This year, Bauhaus, the design school founded by Walter Gropius in 1919, is celebrating its 100th anniversary. When it was established, its goal was to create art that adapted to the needs of post-war German society and design that was accessible to all. The Bauhaus gave rise to what we know today as industrial design, and some of the best examples of this can be found in Bauhaus furniture. Balance, harmony, and proportions together with simple and functional shapes are the foundations of these designs.
The Wassily Chair, Marcel Breur, 1925-26
The Wassily Chair is still around today. It was a turning point in design, and is made from nickel steel tubes with a leather back and seat. Designed by Hungarian architect Marcel Breuer, it gets its name from the revered Bauhaus master, Wassily Kandinsky. Many of Breuer’s designs, such as the Cesca chair, are very well-known.
The Barcelona chair, Mies van der Rohe & Lilly Reich, 1929
The director of the Bauhaus at the time, Mies van der Rohe, collaborated with the architect Lilly Reich to create this chair for the 1929 Barcelona International Exposition.
Door Knob, Walter Gropius, 1923
The founder and director of the Bauhaus, Walter Gropius, applied the philosophy of movement to the redesign of a very common object: the door handle. Perhaps it is its common nature and the simplicity of its industrial style that have made it one of the most commercially successful products to come out of the school.
MT 49 and ashtray, Marianne Brand, 1924
Women were allowed to attend the Bauhaus, and Marianne Brandt was one of its biggest standouts. Her ashtray and MT49 teapot are two great examples of how to combine simple shapes to produce objects we use every day. She also developed another one of the best-selling products from the Bauhaus: the Kandem table lamp.
Lamp WA 24, Wilhelm Wagenfeld, 1924
Known as the “Bauhaus lamp”, it was created by Wilhelm Wagenfeld. Its metal and glass design is based on circular, cylindrical, and spherical shapes.
Nesting Tables, Josef Albers, 1926 + Laccio Tables, Marcel Breuer, 1925
Following the Bauhaus maxim of getting the most out of the bare minimum, Josef Albers created these space-saving nesting tables in oak and coloured lacquered glass. His classmate Marcel Breuer was guided by the same spirit to create his Laccio tables using steel tubes.
Ship-building game, Alma Siedhoff-Buscher, 1923

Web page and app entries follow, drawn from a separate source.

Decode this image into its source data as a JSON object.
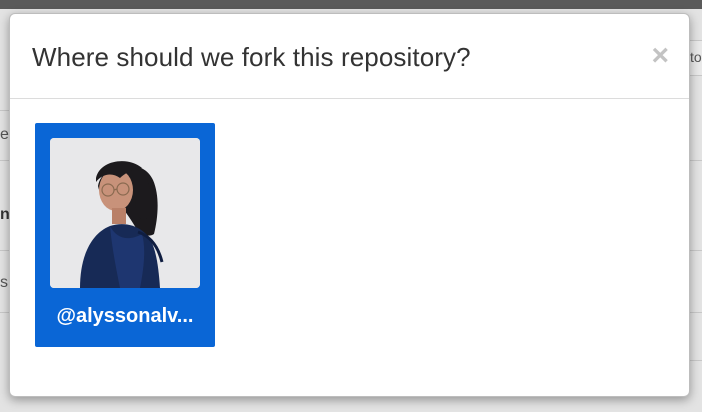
{
  "modal": {
    "title": "Where should we fork this repository?",
    "close_glyph": "×"
  },
  "owners": [
    {
      "handle": "@alyssonalv..."
    }
  ],
  "background": {
    "stub_right": "to",
    "stub_a": "ed",
    "stub_b": "n",
    "stub_c": "s"
  }
}
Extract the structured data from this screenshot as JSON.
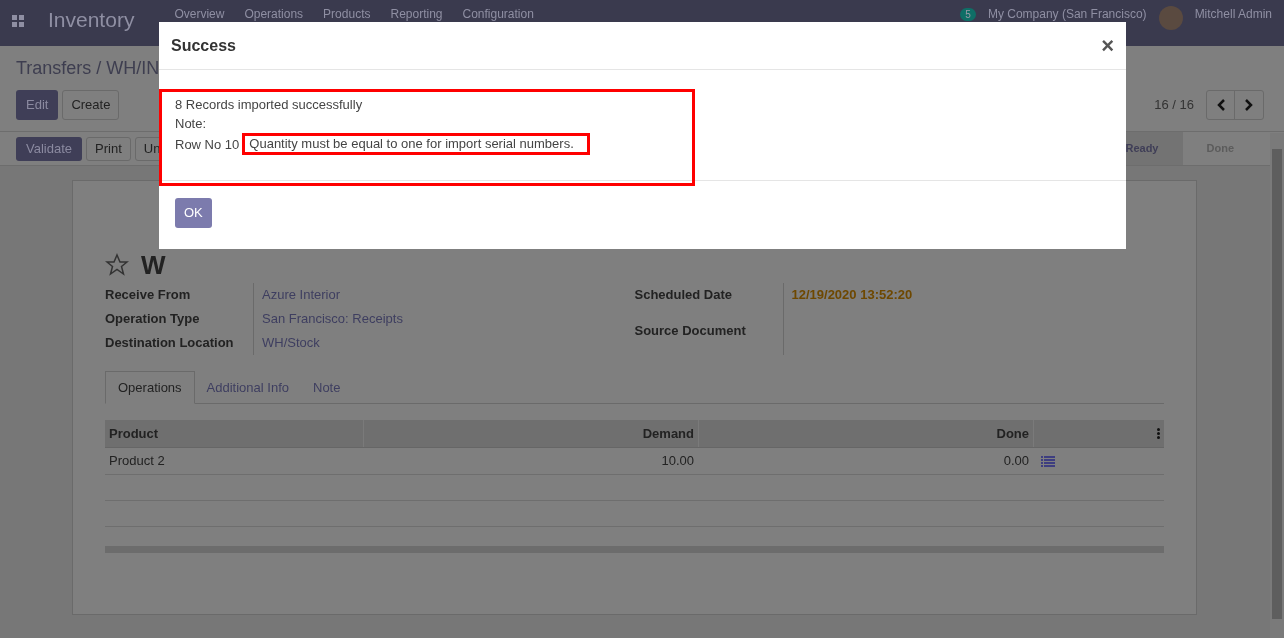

Alma Buscher began working in the wood workshop from 1923, and that’s where she began to focus her designs on the world of children, from furniture to toys. Among these designs was this wooden construction game that used primary colours and allowed children to develop their creativity in line with the Montessori philosophy.
Cradle, Peter Keler, 1922
The most striking things about this crib by Peter Keler are the use of colour and the simplicity of the shapes. It’s a fun design that takes artistic forms into account.